■ To do ■
Please set down the data word for word; images do not go in the copy.

■ Data excerpts ■

*** Block opens ***

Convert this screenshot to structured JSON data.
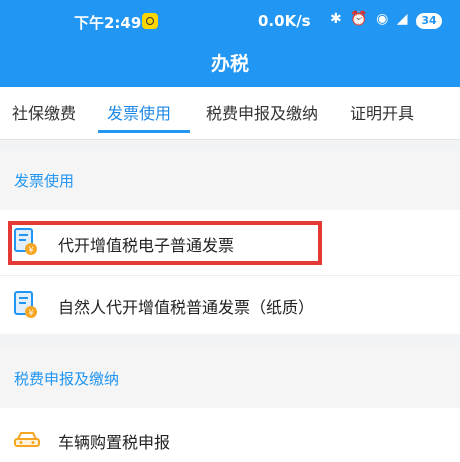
{
  "status_bar": {
    "time": "下午2:49",
    "speed": "0.0K/s",
    "icons": "✱ ⏰ ◉ ◢ ◢",
    "battery": "34"
  },
  "header": {
    "title": "办税"
  },
  "tabs": [
    {
      "label": "社保缴费"
    },
    {
      "label": "发票使用"
    },
    {
      "label": "税费申报及缴纳"
    },
    {
      "label": "证明开具"
    }
  ],
  "sections": {
    "invoice": {
      "title": "发票使用",
      "items": [
        {
          "label": "代开增值税电子普通发票"
        },
        {
          "label": "自然人代开增值税普通发票（纸质）"
        }
      ]
    },
    "tax": {
      "title": "税费申报及缴纳",
      "items": [
        {
          "label": "车辆购置税申报"
        }
      ]
    }
  },
  "colors": {
    "primary": "#2196f3",
    "highlight": "#e53935",
    "icon_orange": "#f5a623"
  }
}
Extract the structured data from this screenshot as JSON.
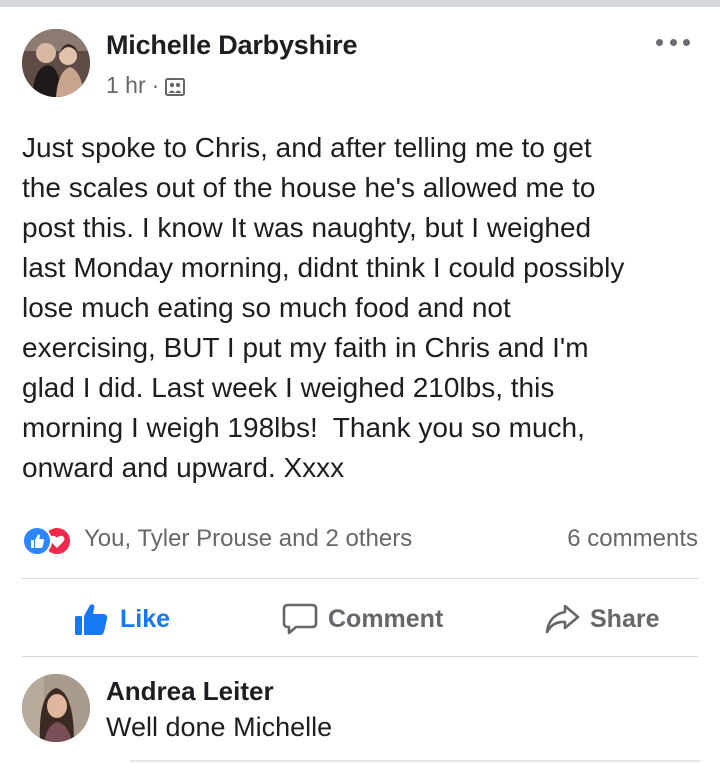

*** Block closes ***

■ Task result ■
Convert this screenshot to structured JSON data.
{
  "status_bar": {
    "time": "下午2:49",
    "speed": "0.0K/s",
    "icons": "✱ ⏰ ◉ ◢ ◢",
    "battery": "34"
  },
  "header": {
    "title": "办税"
  },
  "tabs": [
    {
      "label": "社保缴费"
    },
    {
      "label": "发票使用"
    },
    {
      "label": "税费申报及缴纳"
    },
    {
      "label": "证明开具"
    }
  ],
  "sections": {
    "invoice": {
      "title": "发票使用",
      "items": [
        {
          "label": "代开增值税电子普通发票"
        },
        {
          "label": "自然人代开增值税普通发票（纸质）"
        }
      ]
    },
    "tax": {
      "title": "税费申报及缴纳",
      "items": [
        {
          "label": "车辆购置税申报"
        }
      ]
    }
  },
  "colors": {
    "primary": "#2196f3",
    "highlight": "#e53935",
    "icon_orange": "#f5a623"
  }
}
Extract the structured data from this screenshot as JSON.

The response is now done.